If you’ve been to Walt Disney World a hundred times (or you bore easily), I recommend watching The Dark Side of Disney documentary when it’s released next month — you’ll walk away with a fresh and slightly twisted view of the “happiest place on Earth.”
Last week, I attended a screening of the film at Vanderbilt University in Nashville. Filmmaker Philip Swift was on hand to present the film and answer questions.
I wasn’t exactly sure what to expect, but I walked away impressed and astonished.
Put simply, this isn’t your parents’ week at Walt Disney World.
The documentary’s website describes “Dark Side” as:
…an unauthorized feature-length documentary film that examines what happens when Disney fans take their obsessions to the extreme.
Acid trips on the Haunted Mansion, backstage trespassing and Disney “gangs” are just a few of the “highlights” of this “dark” look at the undercurrent of the “everything is perfect every day” facade of Disney parks.
And Swift’s no outsider to the “Dark Side.” His own mother, a WDW aficionado herself, spread her mother’s ashes at the Magic Kingdom. Talk about a dedication to the cause.
If you’ve read the book that partly inspired the documentary, you’ll have some idea of what to expect in the 90-minute adventure detailing a bizarre and mostly illegal behind-the-scenes adventure at parks like Magic Kingdom and Epcot. You’ll also learn some tips on how to make the most of your week at Disney (did someone say free parking at Magic Kingdom?).
Think of the documentary as a “guide” for the nontraditional WDW guest. But of course, the crew behind the film advises against trying any of this at home — or at the park.
Watch The Dark Side of Disney trailer below:

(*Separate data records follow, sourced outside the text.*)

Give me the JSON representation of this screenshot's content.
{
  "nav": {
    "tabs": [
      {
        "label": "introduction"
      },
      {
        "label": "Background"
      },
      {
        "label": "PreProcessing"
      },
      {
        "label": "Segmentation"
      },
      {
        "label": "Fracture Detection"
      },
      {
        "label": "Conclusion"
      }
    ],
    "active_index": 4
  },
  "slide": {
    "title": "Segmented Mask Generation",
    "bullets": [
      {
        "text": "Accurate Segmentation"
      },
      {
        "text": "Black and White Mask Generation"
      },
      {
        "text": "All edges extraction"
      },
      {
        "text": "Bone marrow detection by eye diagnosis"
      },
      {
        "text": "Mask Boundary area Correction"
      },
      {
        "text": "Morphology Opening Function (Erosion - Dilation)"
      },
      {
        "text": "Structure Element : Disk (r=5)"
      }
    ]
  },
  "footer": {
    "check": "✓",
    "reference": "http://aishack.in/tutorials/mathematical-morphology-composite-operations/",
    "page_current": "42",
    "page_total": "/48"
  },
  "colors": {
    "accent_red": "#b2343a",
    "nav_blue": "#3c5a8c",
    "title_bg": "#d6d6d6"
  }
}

The documentary features and follows a number of — characters — and their perhaps-a-step-too-far love for all things Disney parks.
Throughout the film, The Dark Side of Disney author Leonard Kinsey describes how he became an expert on the “Dark Side.” He’s amassed a wealth of knowledge over his years on the “Dark Side,” so I enjoyed his commentary throughout the film.
The basic structure of the documentary is as follows: the film crew (including a Disney parks virgin) spends a week at the resort checking items off a “Dark Side” bucket list of sorts.
I won’t spoil too many surprises, but it’s a very busy week. The explorer (and occasional trespasser) in me could feel the adrenaline as the crew posed as Disney Cast Members to access the utilidor system underneath Magic Kingdom.
It’s Disney-fied, adrenaline-fueled fun from start to finish.
I have a hunch that “Dark Side” may have “inspired” Disney to create the “Keys to the Kingdom Tour,” which capitalizes on die-hard WDW fanatics’ cravings for a behind-the-scenes look at the resort. The $80-ish ticket even grants you access to the Utilidor system.
Think of it as the “lighter” (and commercialized) dark side.
The film is Disney fun from start to finish. I left with a burning desire to cross over to the “dark side.”
But perhaps I’ll settle with an $80 “Keys to the Kingdom” ticket.
The Dark Side of Disney will be released to the public next month (April 2016).
Be sure to read our 2014 interview with Leonard and Philip here.
UPDATE: Get your copy of the documentary here.
Have you seen The Dark Side of Disney documentary or read the book? Share your thoughts in the comments section below.